On paper, I think hurling magic fireballs and casting spells is a near perfect match for the wonders of VR gaming. Who doesn’t want to wave their hands in a vaguely mystical fashion to summon an ice bow? The Wizards attempts to capture the mystic arts by making you swing your hands around like you’re trying to swat a wasp that has no concept of personal space. To the outside world you look like a raving lunatic, but in The Wizards: Enhanced Edition you’re wielding powerful forces.
It’s pretty crazy that both Anthem and Tom Clancy’s The Division 2 launched in the same month, both offering stacks of loot and lots of shooting. On paper, at least, Anthem sounded like such a cool prospect versus the more grounded reality of The Division 2. Mechanized suits, an alien world, potentially awesome types of loot to hunt down. Yet here we are: Anthem was a disappointment and The Division 2 has wound up improving on the first game in nearly every area. Even with the constraints on loot that a realistic setting imposes the people at Massive have crafted a more interesting loot system than Bioware could manage with their creative freedom. So let’s delve in and review Tom Clancy’s The Division 2.
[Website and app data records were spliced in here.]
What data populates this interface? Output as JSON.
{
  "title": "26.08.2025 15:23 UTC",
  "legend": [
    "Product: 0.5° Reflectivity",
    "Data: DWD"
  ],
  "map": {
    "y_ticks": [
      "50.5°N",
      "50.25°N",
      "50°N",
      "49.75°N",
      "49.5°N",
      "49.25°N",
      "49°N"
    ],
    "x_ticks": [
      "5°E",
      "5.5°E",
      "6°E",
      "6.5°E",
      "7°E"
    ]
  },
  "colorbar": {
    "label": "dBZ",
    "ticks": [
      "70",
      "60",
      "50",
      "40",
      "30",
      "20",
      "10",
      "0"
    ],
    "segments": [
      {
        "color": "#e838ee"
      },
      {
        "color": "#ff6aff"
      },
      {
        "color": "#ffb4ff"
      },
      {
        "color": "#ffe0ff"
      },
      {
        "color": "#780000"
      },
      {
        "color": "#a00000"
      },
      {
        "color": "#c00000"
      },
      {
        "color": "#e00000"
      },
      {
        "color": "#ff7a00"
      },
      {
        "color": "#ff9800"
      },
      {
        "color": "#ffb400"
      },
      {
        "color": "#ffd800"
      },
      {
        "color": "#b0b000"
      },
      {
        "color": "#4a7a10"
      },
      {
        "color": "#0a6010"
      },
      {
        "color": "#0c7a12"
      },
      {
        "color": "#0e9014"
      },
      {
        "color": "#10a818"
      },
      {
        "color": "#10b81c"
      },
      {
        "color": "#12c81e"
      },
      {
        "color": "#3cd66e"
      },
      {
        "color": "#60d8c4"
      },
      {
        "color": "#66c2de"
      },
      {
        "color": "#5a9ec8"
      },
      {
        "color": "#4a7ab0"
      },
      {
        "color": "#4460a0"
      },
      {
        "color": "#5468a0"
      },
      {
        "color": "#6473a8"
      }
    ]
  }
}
11-years have passed since the last true Devil May Cry game was launched. In the span of time since 2008 we got a reboot of the franchise in the form of the oddly named DmC: Devil May Cry, a game that I actually quite liked but that did not go down well with fans. Finally, though, we have a true sequel in the form of Devil May Cry 5. Nero and Dante are back and ready to kick some demonic buttocks. It’s time to welcome back Devil May Cry and watch as it retakes its throne.
BioWare’s career has been filled with incredible games, from Star Wars: Knights of the old Republic to the Mass Effect trilogy and Dragon Age. For many, myself included, the company has a special place in our hearts. Yet things have been rough for BioWare of late, with Mass Effect: Andromeda falling flat on its oddly animated face. Now, we have Anthem, a new live-service, co-op looter-shooter in the vein of Destiny and The Division that has been in development for nearly seven years. After spending dozens and dozens of hours in Anthem, though, I can’t help but wonder what the hell happened in those seven years.
Reflecting on yet another failed attempt at an extreme track in Trials Rising at some ungodly hour in the morning, I come to the conclusion that this series has probably evoked more emotional responses out of me than the majority of story-driven games. This is literally a game about riding a bike from one end of a track to the end without falling off too many times. Somehow, though, it can make me laugh, smile, yell, get angry and threaten to murder my friends. I didn’t murder them, though. Honest. It was just heat of the moment. Now hand me a shovel, would you?
Ah, the 90’s were a hell of a time for the real-time strategy genre. It was the birthplace of one of my favorite games of all time; Total Annihilation. It was also the time of Command & Conquer, Age of Empires, Homeworld and Starcraft. It seems that developer Pathos Interactive view this as a golden age, too, because Bannermen feels and looks like it was ripped out of the 90’s and shoved into 2019. The problem is, even by the standards of the 90’s Bannermen isn’t very interesting.
Crackdown 3 serves as the perfect example of a game being announced long before it was ever ready to be. First announced some five years ago and originally scheduled for a 2016 release the game has a rather troubled development. Ideas of using the Cloud to power an impressive level of destruction were the big marketing point, so now that the game is finally out, what have we actually gotten?
Look, Intruders: Hide and Seek’s biggest fault really isn’t one of its own doing. You see, it constantly made me wish that we had gotten an official VR update for Alien: Isolation. As I hid in a cupboard in Intruders: Hide & Seek and watched one of the three goons look for me I couldn’t help but think how amazing the same thing in VR would have been in Alien: Isolation. Sorry, Intruders, it’s not you, it’s me. My heart just belongs to another.
Here’s a little known fact; while the original DiRT Rally may title itself as a rally sim it’s actually a horror game in disguise, especially in VR. It has an uncanny ability to constantly put you on the edge of your driving limits with rocks, trees and drops mere inches away from your spinning tires. It’s fucking terrifying, like being stuck on a roller coaster that’s falling apart while you urge it to go quicker and quicker.